What resulted for me was a very long and interesting search on the internet for words that typified a number of emotions. Words for terror. Words for ghost, demon, soul-thief, revenant. This search went into many cultures, most of them of indigenous flavour, since there is an indigenous context to this fantasy.
I needed a name that sends shivers and that grew up around around my antagonist’s legend. I already had the name he was born with: the ‘Tom Riddle’ backstory to the ‘Voldemort’, so to speak, but I needed his ‘mark.’ The sound that ‘makes’ him believable.
Could you trust a guy named ‘Tom Riddle’? well, maybe.., but could you trust a guy named Voldemort? (If you answered ‘yes’ to this I’m not sure I want you on my side…)
I needed a name that spoke to my antagonist’s skin-walking nature without using that word.
I say again this fruitful search was motivated by valuable critique and also by pointed and caring support from my writing community.
I wanted to be strong in my choice but I needed feedback. I was willing to listen to constructive critique and act if suggestions triggered my ‘gut’.
I found first readers who were writers themselves but also first readers who read a lot but don’t write. I found critiquers of an inciteful nature and readers of a professional inclination like that fabulous NYT bestselling author who wasn’t afraid to tell me my basic villain name sounded comic, not scary. I had then to decide what I wanted my readers to believe about my villain. Did I I want my reader to believe my antagonist steals bodies? Oh yes.
I returned to my search.
I decided I wanted a name with an ancient intonation. One with close to world-wide shiver factor.
I searched a lot and ran names past friends on facebook and in my many searches for words on the internet I search came across an interesting thing. The word ‘revenant’ exists in the same form in most cultures and therefore curdles the blood with its connotation pretty much equally in most cultures. It does not stem from a single culture but most of them.
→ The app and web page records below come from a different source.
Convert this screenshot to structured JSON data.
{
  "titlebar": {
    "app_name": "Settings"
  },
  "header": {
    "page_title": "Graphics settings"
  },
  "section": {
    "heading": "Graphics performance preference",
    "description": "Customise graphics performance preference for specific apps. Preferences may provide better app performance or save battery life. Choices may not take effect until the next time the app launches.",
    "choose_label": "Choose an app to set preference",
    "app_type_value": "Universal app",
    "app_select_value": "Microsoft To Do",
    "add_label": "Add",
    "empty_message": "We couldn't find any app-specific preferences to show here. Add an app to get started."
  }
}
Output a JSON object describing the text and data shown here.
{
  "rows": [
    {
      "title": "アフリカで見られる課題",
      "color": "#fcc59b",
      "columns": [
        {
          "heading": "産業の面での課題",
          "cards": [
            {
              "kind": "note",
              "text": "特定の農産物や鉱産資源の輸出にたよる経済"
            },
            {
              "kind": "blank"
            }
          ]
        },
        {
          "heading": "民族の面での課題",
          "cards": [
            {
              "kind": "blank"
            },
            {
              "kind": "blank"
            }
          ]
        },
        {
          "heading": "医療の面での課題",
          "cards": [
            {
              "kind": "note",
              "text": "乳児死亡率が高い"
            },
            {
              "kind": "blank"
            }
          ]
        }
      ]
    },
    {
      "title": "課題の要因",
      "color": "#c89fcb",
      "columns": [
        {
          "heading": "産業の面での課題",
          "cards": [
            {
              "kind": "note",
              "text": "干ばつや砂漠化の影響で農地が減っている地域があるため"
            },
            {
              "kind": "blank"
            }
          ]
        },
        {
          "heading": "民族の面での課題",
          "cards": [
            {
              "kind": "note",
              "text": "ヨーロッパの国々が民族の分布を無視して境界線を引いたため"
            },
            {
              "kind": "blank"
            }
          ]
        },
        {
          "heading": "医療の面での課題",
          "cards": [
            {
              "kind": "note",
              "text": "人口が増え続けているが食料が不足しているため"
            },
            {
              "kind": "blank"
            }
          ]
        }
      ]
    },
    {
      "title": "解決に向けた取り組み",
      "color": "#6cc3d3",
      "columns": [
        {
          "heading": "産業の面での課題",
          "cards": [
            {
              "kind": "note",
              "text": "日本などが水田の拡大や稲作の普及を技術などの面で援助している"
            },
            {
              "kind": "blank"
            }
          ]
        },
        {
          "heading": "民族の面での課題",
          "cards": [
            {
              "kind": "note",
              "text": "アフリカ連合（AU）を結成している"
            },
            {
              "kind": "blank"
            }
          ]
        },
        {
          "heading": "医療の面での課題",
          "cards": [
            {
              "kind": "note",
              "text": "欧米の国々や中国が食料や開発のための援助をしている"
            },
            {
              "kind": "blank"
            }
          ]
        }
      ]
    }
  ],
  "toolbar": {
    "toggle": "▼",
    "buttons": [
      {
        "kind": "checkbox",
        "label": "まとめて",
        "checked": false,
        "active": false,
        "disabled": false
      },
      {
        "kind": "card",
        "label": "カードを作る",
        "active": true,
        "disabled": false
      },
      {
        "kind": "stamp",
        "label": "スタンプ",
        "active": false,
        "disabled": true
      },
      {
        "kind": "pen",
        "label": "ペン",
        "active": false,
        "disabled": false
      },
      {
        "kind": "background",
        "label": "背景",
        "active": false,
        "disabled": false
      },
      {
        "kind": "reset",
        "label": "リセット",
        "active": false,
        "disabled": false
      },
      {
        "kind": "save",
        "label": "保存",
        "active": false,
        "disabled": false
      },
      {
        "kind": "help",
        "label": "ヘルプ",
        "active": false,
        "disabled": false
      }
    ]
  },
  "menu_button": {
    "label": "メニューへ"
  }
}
I went back to facebook and asked my wall if given a recent movie of the same name would it matter if I have the people of my world calling this guy ‘the revenant?’ What I got back was ‘maybe yes, maybe no.’
Hmmm. Too vague for satisfaction. Feeling I was on the right track though, I looked farther and discovered that one slight variation of ‘Revenant’ occurs in Haitian Creole.
I rolled it around on my tongue and my mind. Now yes, all of a sudden a name that felt right. Not his true name but what the world calls him in fear of what he does. Rvnan. Such a word could exist in a parallel world to ours and not seem to be stealing from a specific indigenous culture. Something that sounded like the buzz of a ritual rattle filled with bones. A name with an almost soothing hum like a hive of dangerous bees. Somebody who could lull you to sleep like a friend and then kill you for your skin.
Know your characters, what their weaknesses are and also their strengths. I call Rvnan my tragic villain because I know the road that brought him to steal bodies and it was both a powerful one and a lonely one. He has no one, and he thinks that’s what he wants.
Rvnan is the mirror of my protagonist. Where my protagonist is young and unskilled, Rvnan is ancient and strong. Where Rvnan has lost his heart and his empathy, my protagonist will give up everything to save a friend. Rvnan is easily capable of succeeding and I hope unpredictable enough that it should not be clear how this book will end.
All the time I wrote this I wasn’t sure, so I think I might have been doing something right. I had an outline like a road map but I never knew from minute to minute if my young protagonist would survive. Remember I said Rvnan steals bodies? Now hold that thought.
Oh, and if anybody has an extra book title hanging around, let me know. That needs changing too.